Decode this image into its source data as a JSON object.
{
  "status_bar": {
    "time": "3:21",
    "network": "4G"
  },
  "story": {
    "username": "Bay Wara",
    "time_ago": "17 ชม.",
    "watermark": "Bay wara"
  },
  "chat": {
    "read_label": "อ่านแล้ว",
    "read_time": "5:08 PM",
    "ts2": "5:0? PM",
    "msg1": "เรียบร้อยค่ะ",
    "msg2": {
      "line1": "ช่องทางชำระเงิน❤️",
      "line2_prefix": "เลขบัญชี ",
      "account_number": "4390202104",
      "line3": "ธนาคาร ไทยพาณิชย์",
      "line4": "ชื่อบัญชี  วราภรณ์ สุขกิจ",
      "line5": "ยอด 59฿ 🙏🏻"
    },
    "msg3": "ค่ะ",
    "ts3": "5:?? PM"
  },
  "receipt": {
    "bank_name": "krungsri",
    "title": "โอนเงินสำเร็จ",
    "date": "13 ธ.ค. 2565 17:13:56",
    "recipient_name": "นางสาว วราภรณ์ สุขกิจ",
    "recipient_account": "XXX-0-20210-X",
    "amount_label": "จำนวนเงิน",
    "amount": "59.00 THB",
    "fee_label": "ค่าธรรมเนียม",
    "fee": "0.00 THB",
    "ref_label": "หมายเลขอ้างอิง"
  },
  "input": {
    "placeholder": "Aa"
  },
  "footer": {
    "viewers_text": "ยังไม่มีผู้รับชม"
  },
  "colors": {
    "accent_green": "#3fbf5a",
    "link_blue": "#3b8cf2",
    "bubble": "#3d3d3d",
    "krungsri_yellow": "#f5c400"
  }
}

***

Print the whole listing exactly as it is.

ANSWER FOR THE TASK –
Decode this image into its source data as a JSON object.
{
  "status_bar": {
    "time": "3:21",
    "network": "4G"
  },
  "story": {
    "username": "Bay Wara",
    "time_ago": "17 ชม.",
    "watermark": "Bay wara"
  },
  "chat": {
    "read_label": "อ่านแล้ว",
    "read_time": "5:08 PM",
    "ts2": "5:0? PM",
    "msg1": "เรียบร้อยค่ะ",
    "msg2": {
      "line1": "ช่องทางชำระเงิน❤️",
      "line2_prefix": "เลขบัญชี ",
      "account_number": "4390202104",
      "line3": "ธนาคาร ไทยพาณิชย์",
      "line4": "ชื่อบัญชี  วราภรณ์ สุขกิจ",
      "line5": "ยอด 59฿ 🙏🏻"
    },
    "msg3": "ค่ะ",
    "ts3": "5:?? PM"
  },
  "receipt": {
    "bank_name": "krungsri",
    "title": "โอนเงินสำเร็จ",
    "date": "13 ธ.ค. 2565 17:13:56",
    "recipient_name": "นางสาว วราภรณ์ สุขกิจ",
    "recipient_account": "XXX-0-20210-X",
    "amount_label": "จำนวนเงิน",
    "amount": "59.00 THB",
    "fee_label": "ค่าธรรมเนียม",
    "fee": "0.00 THB",
    "ref_label": "หมายเลขอ้างอิง"
  },
  "input": {
    "placeholder": "Aa"
  },
  "footer": {
    "viewers_text": "ยังไม่มีผู้รับชม"
  },
  "colors": {
    "accent_green": "#3fbf5a",
    "link_blue": "#3b8cf2",
    "bubble": "#3d3d3d",
    "krungsri_yellow": "#f5c400"
  }
}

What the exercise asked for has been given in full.